Brown Spey Shrimp

This fly is meant to be camouflaged in its environment. Here along the Swedish coast kelp grows everywhere. The theory is that the fish should discover the fly, not see it from miles away. I believe that wary fish, that easily gets scared, will not eat a fly if it finds it suspicious. Even though neon pink and orange shrimp patterns with flash dubbing and fluorescent colours undeniably works, I find it that this theory works better. The fish should not be interrupted from its “searching mode” by something strange. This is something I believe firmly in, especially when fishing for wary large trout in clear low water.

Project Dammån

This particular water is a relatively well known for holding large migrating trout.
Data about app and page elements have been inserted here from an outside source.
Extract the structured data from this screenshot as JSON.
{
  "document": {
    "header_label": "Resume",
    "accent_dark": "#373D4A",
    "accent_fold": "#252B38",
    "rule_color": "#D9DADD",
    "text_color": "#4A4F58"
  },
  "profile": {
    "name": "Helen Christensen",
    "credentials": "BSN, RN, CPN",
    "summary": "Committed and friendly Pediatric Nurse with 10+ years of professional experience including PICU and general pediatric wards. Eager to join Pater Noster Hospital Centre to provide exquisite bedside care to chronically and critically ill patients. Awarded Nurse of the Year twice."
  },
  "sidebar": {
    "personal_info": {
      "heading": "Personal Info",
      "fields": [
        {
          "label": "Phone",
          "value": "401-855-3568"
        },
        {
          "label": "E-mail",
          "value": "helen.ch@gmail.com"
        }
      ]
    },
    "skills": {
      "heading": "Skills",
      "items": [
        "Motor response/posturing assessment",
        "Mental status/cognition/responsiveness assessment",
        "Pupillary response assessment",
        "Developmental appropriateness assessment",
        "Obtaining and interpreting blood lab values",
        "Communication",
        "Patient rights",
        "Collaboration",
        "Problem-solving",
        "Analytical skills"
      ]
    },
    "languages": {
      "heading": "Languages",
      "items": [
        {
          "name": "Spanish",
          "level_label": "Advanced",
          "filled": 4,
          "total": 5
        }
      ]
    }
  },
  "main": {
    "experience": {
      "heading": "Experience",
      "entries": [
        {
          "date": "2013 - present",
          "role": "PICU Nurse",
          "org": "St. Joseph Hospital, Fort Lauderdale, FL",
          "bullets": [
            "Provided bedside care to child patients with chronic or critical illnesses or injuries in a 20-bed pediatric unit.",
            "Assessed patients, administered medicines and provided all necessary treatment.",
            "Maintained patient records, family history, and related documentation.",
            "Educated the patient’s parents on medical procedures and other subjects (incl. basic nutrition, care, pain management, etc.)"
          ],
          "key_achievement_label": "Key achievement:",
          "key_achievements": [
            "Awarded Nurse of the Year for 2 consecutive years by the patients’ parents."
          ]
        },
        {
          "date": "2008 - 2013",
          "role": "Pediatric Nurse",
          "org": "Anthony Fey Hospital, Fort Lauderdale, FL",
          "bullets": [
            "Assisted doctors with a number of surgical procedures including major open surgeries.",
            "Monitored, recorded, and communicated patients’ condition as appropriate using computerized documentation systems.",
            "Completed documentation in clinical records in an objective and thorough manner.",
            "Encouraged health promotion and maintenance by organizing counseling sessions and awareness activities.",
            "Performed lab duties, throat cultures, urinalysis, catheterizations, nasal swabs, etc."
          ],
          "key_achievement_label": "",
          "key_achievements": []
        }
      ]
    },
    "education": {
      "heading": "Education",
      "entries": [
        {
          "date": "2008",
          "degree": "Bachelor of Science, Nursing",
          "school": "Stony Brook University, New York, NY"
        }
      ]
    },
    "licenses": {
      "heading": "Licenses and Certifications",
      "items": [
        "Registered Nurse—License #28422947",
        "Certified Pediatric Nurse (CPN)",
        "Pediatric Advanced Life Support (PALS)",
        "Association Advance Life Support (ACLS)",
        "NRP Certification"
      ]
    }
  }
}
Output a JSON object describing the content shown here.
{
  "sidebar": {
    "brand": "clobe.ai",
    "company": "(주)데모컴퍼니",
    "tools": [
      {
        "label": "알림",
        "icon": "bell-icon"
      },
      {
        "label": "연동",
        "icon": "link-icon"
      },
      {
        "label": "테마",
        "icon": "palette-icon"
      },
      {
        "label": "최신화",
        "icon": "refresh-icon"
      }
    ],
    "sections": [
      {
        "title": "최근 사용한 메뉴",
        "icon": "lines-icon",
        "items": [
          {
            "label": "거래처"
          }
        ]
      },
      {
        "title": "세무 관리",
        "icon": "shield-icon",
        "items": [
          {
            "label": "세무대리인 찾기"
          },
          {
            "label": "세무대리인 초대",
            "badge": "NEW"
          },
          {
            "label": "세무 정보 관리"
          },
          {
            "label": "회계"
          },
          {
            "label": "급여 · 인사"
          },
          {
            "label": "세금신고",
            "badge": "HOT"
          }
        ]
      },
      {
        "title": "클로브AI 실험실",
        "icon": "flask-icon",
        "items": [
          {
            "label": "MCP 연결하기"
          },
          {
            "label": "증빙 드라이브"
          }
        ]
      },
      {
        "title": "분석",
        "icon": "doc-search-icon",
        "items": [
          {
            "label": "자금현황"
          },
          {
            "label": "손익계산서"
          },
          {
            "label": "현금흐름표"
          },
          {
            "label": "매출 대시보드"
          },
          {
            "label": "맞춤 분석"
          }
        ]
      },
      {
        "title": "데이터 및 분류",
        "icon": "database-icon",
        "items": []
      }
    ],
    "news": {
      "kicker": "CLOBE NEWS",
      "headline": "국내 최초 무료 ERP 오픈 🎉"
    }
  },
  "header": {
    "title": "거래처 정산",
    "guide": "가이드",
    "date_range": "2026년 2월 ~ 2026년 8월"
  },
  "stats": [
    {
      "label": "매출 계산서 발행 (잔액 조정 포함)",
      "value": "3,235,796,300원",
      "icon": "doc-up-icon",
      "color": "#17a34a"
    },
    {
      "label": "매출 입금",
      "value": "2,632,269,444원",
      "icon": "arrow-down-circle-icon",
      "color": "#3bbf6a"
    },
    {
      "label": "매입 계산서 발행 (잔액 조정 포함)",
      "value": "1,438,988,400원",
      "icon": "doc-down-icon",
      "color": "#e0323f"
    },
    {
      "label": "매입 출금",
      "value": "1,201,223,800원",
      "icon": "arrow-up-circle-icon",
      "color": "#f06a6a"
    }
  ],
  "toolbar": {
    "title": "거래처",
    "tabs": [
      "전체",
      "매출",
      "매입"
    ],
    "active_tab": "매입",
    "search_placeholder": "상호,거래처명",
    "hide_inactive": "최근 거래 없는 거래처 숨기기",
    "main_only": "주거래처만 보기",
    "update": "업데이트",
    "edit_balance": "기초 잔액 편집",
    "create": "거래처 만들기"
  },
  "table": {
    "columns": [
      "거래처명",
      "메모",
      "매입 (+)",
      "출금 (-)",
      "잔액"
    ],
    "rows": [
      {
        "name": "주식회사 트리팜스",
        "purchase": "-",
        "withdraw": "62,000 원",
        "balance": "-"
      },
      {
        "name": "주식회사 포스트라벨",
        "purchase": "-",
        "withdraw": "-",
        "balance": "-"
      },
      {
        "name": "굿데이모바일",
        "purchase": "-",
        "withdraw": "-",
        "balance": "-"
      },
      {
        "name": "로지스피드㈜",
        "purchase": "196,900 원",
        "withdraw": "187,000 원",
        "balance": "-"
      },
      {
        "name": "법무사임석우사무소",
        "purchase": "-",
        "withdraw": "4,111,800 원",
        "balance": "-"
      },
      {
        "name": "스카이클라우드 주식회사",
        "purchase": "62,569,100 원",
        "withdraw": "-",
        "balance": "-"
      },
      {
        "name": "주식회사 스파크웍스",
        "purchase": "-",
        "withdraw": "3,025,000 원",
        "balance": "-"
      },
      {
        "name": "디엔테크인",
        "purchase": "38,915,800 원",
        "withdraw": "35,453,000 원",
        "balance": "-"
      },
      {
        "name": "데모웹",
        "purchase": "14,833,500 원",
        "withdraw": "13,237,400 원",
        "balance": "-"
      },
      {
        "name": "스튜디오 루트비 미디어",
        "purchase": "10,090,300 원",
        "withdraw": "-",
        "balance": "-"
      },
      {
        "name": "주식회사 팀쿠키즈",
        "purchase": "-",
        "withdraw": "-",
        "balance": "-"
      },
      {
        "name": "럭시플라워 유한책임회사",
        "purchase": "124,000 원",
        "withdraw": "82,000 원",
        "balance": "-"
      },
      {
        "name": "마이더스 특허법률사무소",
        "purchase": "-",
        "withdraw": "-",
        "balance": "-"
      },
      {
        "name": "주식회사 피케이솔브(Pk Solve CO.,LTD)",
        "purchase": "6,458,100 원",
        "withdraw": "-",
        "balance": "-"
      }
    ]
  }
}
The water itself is a 40km long river running down from Höglekardalen down to Ockesjön/Storsjön and Kvissleströmmarna. It is sensitive to rain and air temperature changes. When it rains the water gets greyish. When you still have the runoff from the mountain snow the water level can be high, difficult and dangerous to fish. Felt shoes are a must here. No rubber sole (Vibram Sticky Rubber etc.) , no matter what the advertisement says or how many spikes and cleats you install, gives you a secure grip. Don’t take a chance on this one. One trip my felt shoes cashed in its chips, and I was left with my rubber sole ones and a wading staff. I fell 4-5 times and it only ended with a sore hip for some weeks. It could easily have gone much worse.


All fish migrating is lifted by hand over the powerplant that obstructs the normal waterway. Due to this all fish are recorded and all data are made publicly available. Average fish is just under 2kg. The manual handling goes on during the season and off season they open the passage, and the fish can pass freely. I really hope they install an automatic fish counter here instead. I understand that the manual lifting is a bit of a tourist attraction and all, but to get a correct count over the whole season would be amazing.

There are plenty of hot spots but holds relatively little, but big fish. To be on the move is one of the keys here.

My favourite condition to fish this water is when the water is low and clear. Perfect conditions are when the temperature is rising, or stable at high. This triggers these trout to migrate. The higher the temperature the more aggressive these fish become. I used to book a cabin up here in advance, but after having bad luck with the weather a few trips (it takes 10hrs with car from my home) I don’t anymore. I just prepare camping equipment and check the weather forecast. If I see that the weather is getting warm, I go. If its cold, there are other places to fish…

When the water gets really low and clear, and the trout have nowhere to hide I have found them sitting in the deeper holes. You can sometimes see them fight over a hiding spot, especially in stretches of knee deep water with a few holes. Those holes are golden, especially on the shady side…
So, this year I’m having an idea. I’m going to divide at least one of my trips to Dammån in three. Equal parts night, morning, day and evening fishing. Im going to try out 3 different techniques, which on of them is sacrilege to me, but, Im going to do it anyway.

  • One will be fishing with #5 line floating high on the water film, on the drift with a long leader and small natural coloured tubeflys with a small double or triple hook.
  • The next will be fishing larger streamers, minnow imitations Kelly Gallup style with a full intermediate line downstream.
  • And the last one. The ugly one. Weighted squirmies with an indicator. I just must. I do not want to. But I need to see the result.

The whole point of this experiment is to challenge my own beliefs on what works and what does not. Three different ways. Let’s see which works the best and maybe, different techniques on different times of the day will work better.